He plays Tommy Wiseau, who many people will know as the actor, director, writer and producer of the 2003 movie The Room. It has been called one of worst movies ever made, has achieved cult status and is regularly screened in certain cinemas with interactive audiences throwing spoons and yelling out criticisms.
In The Disaster Artist, we see Tommy becoming friends with Greg Sestero (Dave Franco) in San Francisco after meeting at an acting workshop. They decide to move to LA together and pursue their dream of Hollywood, but they don’t have much success. Greg has the all-American good looks but still fails to score parts, and Tommy has an odd, vampire-like look and an odd European accent that puts everyone off. Refusing to give up, Tommy decides to write a movie for himself and Greg to star in – The Room.
The film then focuses on the troubled production of the movie, pulling from Greg’s account of it in the book he co-wrote, The Disaster Artist: My Life Inside The Room, the Greatest Bad Movie Ever. Tommy’s behaviour tests his friendship with Greg and threatens the production, and when it finally makes it to screens, Tommy struggles with the audience taking it as a comedy when he intended it to be a drama.
Franco has nailed the accent, which is no small challenge, and he looks uncannily like Wiseau sometimes, thanks to some prosthetics, contacts and a wig. He throws himself into the role without vanity and is absolutely brilliant. His brother Dave is fine as Greg but he didn’t look much like him and the role didn’t require much more than Dave’s usual stuff.
There is a stellar supporting cast too – with Seth Rogen as script supervisor Sandy, who regularly clashes with Tommy, Alison Brie as Greg’s girlfriend Amber, Ari Graynor who portrays Juliette Danielle, the actress who plays Lisa, Josh Hutcherson as Philip Haldiman (Denny), Zac Efron as Dan Janjigian (Chris R.), and Jacki Weaver (Carolyn Minnott/Claudette).
With The Room being so bad, it would have been easy to mock Wiseau but Franco doesn’t. It makes you sympathise with him a bit and feel sorry for him as he never got the acting career he wanted and that the movie he worked so hard to make was received so badly.
Seeing The Room definitely helps you understand injokes and references and will definitely make you laugh more, but it isn’t essential.

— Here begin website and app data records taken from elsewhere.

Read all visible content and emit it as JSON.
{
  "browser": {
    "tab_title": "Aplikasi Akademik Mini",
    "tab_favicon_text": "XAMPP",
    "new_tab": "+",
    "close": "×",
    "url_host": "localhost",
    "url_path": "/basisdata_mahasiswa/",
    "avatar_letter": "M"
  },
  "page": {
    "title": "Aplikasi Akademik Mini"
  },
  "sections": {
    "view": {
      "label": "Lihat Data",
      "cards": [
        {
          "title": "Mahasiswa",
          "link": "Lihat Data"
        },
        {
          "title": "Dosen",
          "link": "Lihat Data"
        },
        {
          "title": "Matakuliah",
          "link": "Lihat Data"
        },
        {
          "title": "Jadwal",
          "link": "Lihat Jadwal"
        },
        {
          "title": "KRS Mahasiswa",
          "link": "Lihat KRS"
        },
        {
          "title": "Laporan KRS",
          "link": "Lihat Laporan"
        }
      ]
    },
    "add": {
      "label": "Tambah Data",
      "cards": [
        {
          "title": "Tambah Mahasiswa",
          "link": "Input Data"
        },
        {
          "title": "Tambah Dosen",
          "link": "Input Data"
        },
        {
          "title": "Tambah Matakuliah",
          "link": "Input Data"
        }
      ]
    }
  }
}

It is a story that everyone can get behind - a tale of friendship, ambition and the pursuit of dreams and it has a lot of heart and is also incredibly funny.